--- WHAT YOU WILL DO ---
Go through the entries below and say how many lines contain the string "United"; write only that number.

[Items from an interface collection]
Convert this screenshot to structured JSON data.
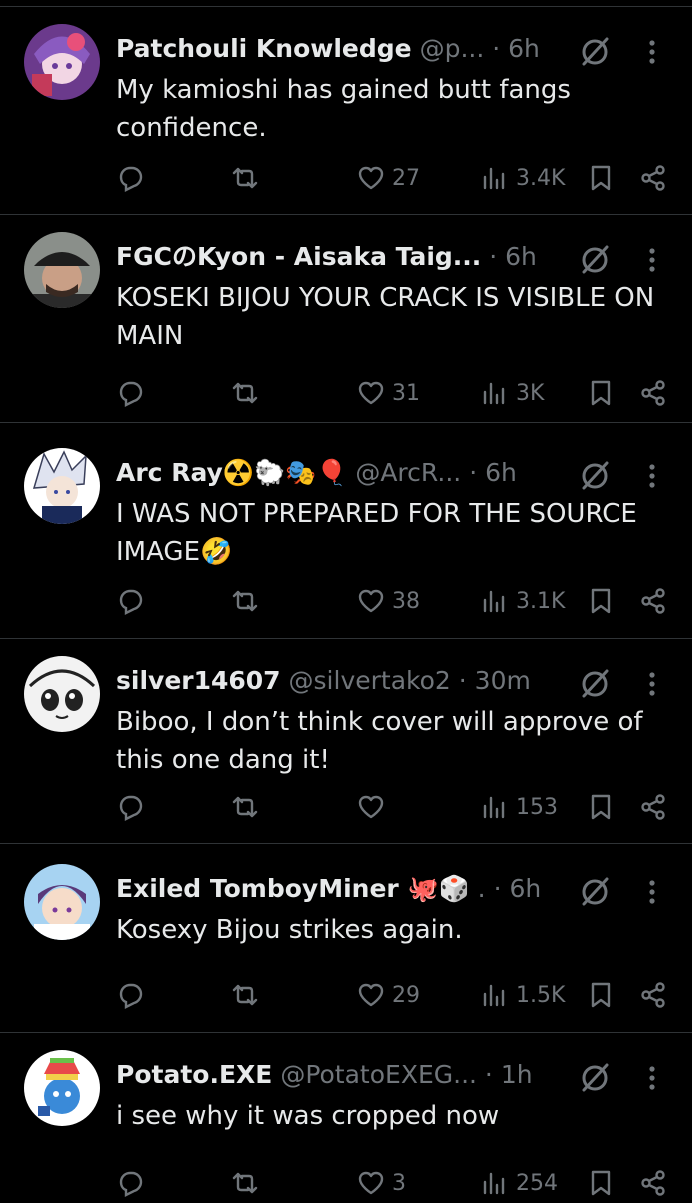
{
  "posts": [
    {
      "name": "Patchouli Knowledge",
      "handle": "@p...",
      "time": "6h",
      "text": "My kamioshi has gained butt fangs confidence.",
      "replies": "",
      "reposts": "",
      "likes": "27",
      "views": "3.4K",
      "avatar": "patchouli-avatar"
    },
    {
      "name": "FGCのKyon - Aisaka Taig...",
      "handle": "",
      "time": "6h",
      "text": "KOSEKI BIJOU YOUR CRACK IS VISIBLE ON MAIN",
      "replies": "",
      "reposts": "",
      "likes": "31",
      "views": "3K",
      "avatar": "kyon-avatar"
    },
    {
      "name": "Arc Ray☢️🐑🎭🎈",
      "handle": "@ArcR...",
      "time": "6h",
      "text": "I WAS NOT PREPARED FOR THE SOURCE IMAGE🤣",
      "replies": "",
      "reposts": "",
      "likes": "38",
      "views": "3.1K",
      "avatar": "arcray-avatar"
    },
    {
      "name": "silver14607",
      "handle": "@silvertako2",
      "time": "30m",
      "text": "Biboo, I don’t think cover will approve of this one dang it!",
      "replies": "",
      "reposts": "",
      "likes": "",
      "views": "153",
      "avatar": "silver-avatar"
    },
    {
      "name": "Exiled TomboyMiner 🐙🎲",
      "handle": ".",
      "time": "6h",
      "text": "Kosexy Bijou strikes again.",
      "replies": "",
      "reposts": "",
      "likes": "29",
      "views": "1.5K",
      "avatar": "tomboy-avatar"
    },
    {
      "name": "Potato.EXE",
      "handle": "@PotatoEXEG...",
      "time": "1h",
      "text": "i see why it was cropped now",
      "replies": "",
      "reposts": "",
      "likes": "3",
      "views": "254",
      "avatar": "potato-avatar"
    }
  ],
  "icons": {
    "reply": "reply-icon",
    "repost": "repost-icon",
    "like": "heart-icon",
    "views": "views-icon",
    "bookmark": "bookmark-icon",
    "share": "share-icon",
    "grok": "grok-icon",
    "more": "more-icon"
  },
  "colors": {
    "background": "#000000",
    "text": "#e7e9ea",
    "muted": "#71767b",
    "divider": "#2f3336"
  }
}
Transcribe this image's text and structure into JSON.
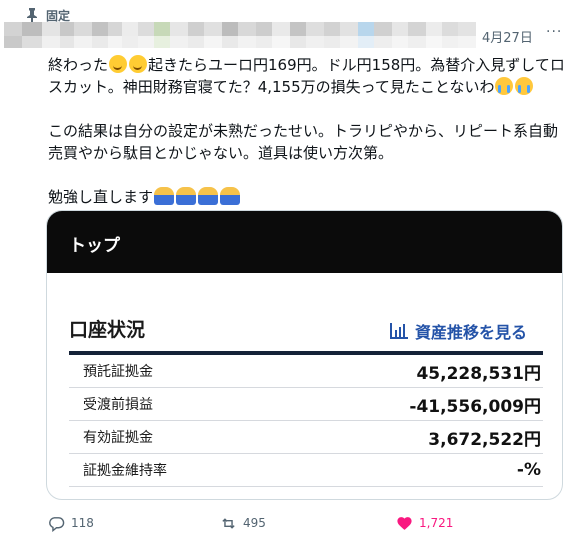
{
  "pinned_label": "固定",
  "date": "4月27日",
  "tweet": {
    "line1_a": "終わった",
    "line1_b": "起きたらユーロ円169円。ドル円158円。為替介入見ずしてロ",
    "line2_a": "スカット。神田財務官寝てた？4,155万の損失って見たことないわ",
    "line3": "この結果は自分の設定が未熟だったせい。トラリピやから、リピート系自動",
    "line4": "売買やから駄目とかじゃない。道具は使い方次第。",
    "line5": "勉強し直します"
  },
  "card": {
    "header": "トップ",
    "section_title": "口座状況",
    "asset_link": "資産推移を見る",
    "rows": [
      {
        "label": "預託証拠金",
        "value": "45,228,531円"
      },
      {
        "label": "受渡前損益",
        "value": "-41,556,009円"
      },
      {
        "label": "有効証拠金",
        "value": "3,672,522円"
      },
      {
        "label": "証拠金維持率",
        "value": "-%"
      }
    ]
  },
  "actions": {
    "replies": "118",
    "reposts": "495",
    "likes": "1,721"
  },
  "colors": {
    "accent_blue": "#2453a8",
    "like_pink": "#f91880",
    "muted": "#536471"
  }
}
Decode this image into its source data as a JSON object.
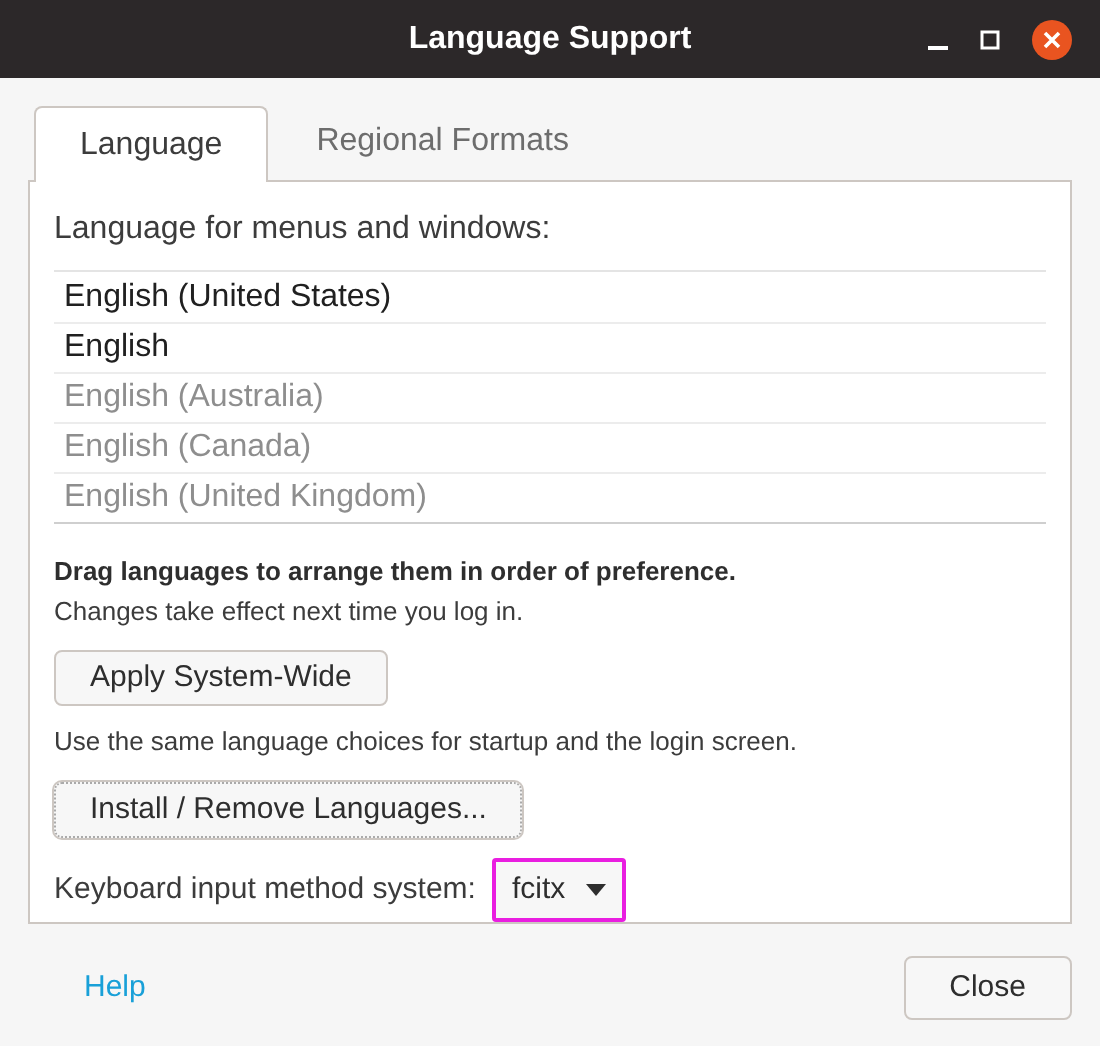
{
  "window": {
    "title": "Language Support"
  },
  "tabs": [
    {
      "label": "Language",
      "selected": true
    },
    {
      "label": "Regional Formats",
      "selected": false
    }
  ],
  "language_section": {
    "heading": "Language for menus and windows:",
    "languages": [
      {
        "name": "English (United States)",
        "enabled": true
      },
      {
        "name": "English",
        "enabled": true
      },
      {
        "name": "English (Australia)",
        "enabled": false
      },
      {
        "name": "English (Canada)",
        "enabled": false
      },
      {
        "name": "English (United Kingdom)",
        "enabled": false
      }
    ],
    "hint_bold": "Drag languages to arrange them in order of preference.",
    "hint": "Changes take effect next time you log in.",
    "apply_button": "Apply System-Wide",
    "apply_note": "Use the same language choices for startup and the login screen.",
    "install_button": "Install / Remove Languages...",
    "input_method": {
      "label": "Keyboard input method system:",
      "value": "fcitx",
      "highlighted": true
    }
  },
  "footer": {
    "help_link": "Help",
    "close_button": "Close"
  }
}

--- RESPONSE FOR THIS EXERCISE ---
2